A major transportation study of northwest Columbus set to begin in December will provide the city and several partner agencies with a glimpse of a region beset by the most complex challenges for design and engineering, officials say.

The Northwest Corridor Mobility Study, which will take 18 months to complete, will identify the best high-capacity transit option to move people efficiently and safely along that corridor, said Debbie Briner, spokeswoman for the Columbus Department of Public Service.

The city has approved a $1 million contract with Kimley-Horn and Associates to lead the project, Briner said. Columbus and the Mid-Ohio Regional Planning Commission will kick in $200,000 each and Ohio State University and the Central Ohio Transit Authority each will contribute $100,000.

Nationwide Insurance, OhioHealth and White Castle are among the largest private contributors that will donate the remainder of the money, she said.

The study will include several steps, such as collecting and analyzing data and identifying and evaluating transit options to determine a preferred one to implement.

"There will be very active stakeholder and community engagement throughout the entire process," Briner said.

The study essentially will center on Olentangy River Road between Bethel and West Broad streets. The city believes the corridor has potential for job growth and connects multiple major institutions and employers, Briner said.

Local agencies are immediately concerned about two problem areas: the state Route 315 interchange at King Avenue and Olentangy River Road at Lennox Town Center and the point where Olentangy River Road becomes Twin Rivers Drive near West Goodale Street, Briner said.

The central Ohio population is expected to grow by 1 million people by 2050, the city says, making it critical to get out in front of transportation issues, Briner said. The Northwest Corridor Mobility Study is expected to be followed by other planning initiatives, she said. Some may begin before the northwest corridor plan is complete, she said.

The planning process will include community engagement to help identify a preferred mobility strategy for a high-capacity transit option and better bicycle and pedestrian connectivity, Briner said.

"In addition, an accompanying transit-friendly development strategy will be created that may recommend land-use planning and zoning changes to better support the transit system identified for the corridor," she said.

Nick Cipiti, president of the Northwest Civic Association, said he endorses the corridor study.

"If we are expecting explosive growth in the coming years, it only makes sense to study and plan for better ways to move people around town," Cipiti said. "I hope light rail is in the discussion."

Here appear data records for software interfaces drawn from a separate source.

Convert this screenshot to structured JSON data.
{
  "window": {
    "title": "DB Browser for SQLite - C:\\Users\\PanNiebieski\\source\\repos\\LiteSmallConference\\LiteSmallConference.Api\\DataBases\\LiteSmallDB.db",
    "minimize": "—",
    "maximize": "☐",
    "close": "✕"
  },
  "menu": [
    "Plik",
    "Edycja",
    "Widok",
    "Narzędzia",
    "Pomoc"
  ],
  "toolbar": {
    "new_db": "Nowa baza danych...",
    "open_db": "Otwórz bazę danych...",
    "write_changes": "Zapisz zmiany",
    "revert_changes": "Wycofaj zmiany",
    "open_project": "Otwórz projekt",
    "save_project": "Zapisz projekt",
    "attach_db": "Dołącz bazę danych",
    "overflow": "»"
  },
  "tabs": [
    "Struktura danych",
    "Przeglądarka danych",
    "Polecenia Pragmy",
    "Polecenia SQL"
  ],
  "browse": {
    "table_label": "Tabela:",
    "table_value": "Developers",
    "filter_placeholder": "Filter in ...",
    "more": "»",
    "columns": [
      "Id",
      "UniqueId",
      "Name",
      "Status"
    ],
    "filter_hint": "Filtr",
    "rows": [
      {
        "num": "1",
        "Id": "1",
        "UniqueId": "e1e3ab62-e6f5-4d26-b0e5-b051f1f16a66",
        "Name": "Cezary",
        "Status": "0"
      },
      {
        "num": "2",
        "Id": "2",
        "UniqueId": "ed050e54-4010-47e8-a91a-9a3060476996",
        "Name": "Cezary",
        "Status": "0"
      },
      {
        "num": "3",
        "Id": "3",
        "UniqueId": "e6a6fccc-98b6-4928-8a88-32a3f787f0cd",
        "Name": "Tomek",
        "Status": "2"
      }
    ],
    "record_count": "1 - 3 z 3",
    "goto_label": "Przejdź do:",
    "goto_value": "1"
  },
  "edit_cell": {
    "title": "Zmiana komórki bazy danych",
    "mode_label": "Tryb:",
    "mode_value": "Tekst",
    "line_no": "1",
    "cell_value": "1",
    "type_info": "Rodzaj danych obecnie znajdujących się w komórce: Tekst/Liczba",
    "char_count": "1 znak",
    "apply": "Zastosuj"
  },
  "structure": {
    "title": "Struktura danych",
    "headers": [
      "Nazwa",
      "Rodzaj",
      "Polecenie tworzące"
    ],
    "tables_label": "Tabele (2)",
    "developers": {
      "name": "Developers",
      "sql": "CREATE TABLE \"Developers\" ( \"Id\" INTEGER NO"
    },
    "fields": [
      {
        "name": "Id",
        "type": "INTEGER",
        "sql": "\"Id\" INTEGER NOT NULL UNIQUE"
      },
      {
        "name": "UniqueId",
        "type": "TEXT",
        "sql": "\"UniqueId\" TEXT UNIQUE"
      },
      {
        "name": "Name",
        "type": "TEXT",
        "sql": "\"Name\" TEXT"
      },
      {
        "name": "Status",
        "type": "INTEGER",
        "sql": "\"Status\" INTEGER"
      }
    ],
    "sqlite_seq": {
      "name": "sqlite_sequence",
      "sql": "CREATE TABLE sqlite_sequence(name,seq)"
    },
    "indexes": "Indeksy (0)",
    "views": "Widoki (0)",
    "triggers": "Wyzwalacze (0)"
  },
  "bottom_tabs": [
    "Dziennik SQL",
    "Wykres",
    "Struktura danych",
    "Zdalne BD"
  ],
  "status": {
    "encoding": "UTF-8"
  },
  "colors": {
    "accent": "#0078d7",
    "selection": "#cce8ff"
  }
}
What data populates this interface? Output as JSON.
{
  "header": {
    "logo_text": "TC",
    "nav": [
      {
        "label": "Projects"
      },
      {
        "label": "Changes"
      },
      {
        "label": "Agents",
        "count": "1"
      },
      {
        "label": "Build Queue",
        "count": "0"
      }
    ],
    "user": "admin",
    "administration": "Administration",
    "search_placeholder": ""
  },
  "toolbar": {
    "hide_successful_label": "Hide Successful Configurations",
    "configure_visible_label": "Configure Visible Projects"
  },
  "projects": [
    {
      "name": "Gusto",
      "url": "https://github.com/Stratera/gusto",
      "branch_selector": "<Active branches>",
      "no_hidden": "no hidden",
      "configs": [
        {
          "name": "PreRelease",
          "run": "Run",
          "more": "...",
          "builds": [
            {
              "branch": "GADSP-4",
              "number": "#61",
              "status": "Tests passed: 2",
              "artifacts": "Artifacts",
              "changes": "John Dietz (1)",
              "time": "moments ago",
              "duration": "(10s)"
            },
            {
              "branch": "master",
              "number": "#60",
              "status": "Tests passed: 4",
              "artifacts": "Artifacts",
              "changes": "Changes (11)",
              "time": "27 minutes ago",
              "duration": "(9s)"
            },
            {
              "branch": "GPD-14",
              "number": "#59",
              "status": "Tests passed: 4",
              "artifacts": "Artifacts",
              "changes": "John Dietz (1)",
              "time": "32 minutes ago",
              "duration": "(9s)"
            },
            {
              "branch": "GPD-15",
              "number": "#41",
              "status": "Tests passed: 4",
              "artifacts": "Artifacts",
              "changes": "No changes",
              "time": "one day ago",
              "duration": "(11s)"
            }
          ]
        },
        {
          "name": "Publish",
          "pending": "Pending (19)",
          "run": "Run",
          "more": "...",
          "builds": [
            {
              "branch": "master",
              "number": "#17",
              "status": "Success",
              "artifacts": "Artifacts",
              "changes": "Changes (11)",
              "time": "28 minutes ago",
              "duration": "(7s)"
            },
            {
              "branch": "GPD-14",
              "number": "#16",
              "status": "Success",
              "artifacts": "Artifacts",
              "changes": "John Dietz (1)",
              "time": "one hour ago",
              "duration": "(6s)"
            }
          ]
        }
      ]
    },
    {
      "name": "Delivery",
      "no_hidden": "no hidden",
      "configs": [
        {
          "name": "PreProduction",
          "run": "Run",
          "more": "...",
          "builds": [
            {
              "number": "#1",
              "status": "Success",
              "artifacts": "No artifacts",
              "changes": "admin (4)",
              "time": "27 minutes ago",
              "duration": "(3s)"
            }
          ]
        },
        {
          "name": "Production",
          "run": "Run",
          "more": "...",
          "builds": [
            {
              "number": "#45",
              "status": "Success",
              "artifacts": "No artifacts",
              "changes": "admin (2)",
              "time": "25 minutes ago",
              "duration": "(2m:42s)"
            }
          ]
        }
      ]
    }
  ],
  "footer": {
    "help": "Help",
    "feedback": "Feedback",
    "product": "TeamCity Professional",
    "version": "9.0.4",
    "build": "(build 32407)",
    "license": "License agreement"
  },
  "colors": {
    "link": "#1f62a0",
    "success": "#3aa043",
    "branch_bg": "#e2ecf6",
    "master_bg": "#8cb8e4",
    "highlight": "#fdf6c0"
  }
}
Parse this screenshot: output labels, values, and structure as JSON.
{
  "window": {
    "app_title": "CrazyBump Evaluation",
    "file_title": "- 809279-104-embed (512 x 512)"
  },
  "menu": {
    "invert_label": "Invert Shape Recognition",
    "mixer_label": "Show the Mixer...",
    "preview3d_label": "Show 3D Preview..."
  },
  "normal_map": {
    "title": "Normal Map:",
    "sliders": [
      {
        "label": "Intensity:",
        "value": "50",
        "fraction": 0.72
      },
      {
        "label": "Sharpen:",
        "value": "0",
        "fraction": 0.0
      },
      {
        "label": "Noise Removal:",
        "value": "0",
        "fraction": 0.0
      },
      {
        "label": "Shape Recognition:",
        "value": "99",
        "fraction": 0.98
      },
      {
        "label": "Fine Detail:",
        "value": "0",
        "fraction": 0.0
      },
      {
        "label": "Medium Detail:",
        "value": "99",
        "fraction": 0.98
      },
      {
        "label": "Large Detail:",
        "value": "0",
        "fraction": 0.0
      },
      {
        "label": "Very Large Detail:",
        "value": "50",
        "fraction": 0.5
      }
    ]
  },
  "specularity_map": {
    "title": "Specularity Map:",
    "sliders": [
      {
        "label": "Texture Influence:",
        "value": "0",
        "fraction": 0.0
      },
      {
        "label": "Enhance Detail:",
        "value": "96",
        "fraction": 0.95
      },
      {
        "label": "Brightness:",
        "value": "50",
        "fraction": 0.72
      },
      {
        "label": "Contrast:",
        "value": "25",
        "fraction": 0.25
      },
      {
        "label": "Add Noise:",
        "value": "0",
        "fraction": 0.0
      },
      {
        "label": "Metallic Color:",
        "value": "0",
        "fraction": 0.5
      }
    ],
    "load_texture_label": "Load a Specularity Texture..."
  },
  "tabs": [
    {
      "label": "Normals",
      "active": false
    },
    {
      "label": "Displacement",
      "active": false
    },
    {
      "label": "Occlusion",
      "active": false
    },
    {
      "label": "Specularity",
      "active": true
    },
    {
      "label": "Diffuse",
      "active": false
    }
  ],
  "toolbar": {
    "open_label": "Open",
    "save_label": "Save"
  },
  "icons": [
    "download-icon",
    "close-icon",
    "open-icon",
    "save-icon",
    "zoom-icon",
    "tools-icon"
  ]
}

Briner said many ideas could emerge out of the planning process.

"We're really going into it with an open mind," she said. "I think what they're looking at is just something that can be built within the next five years. Nothing's off the table."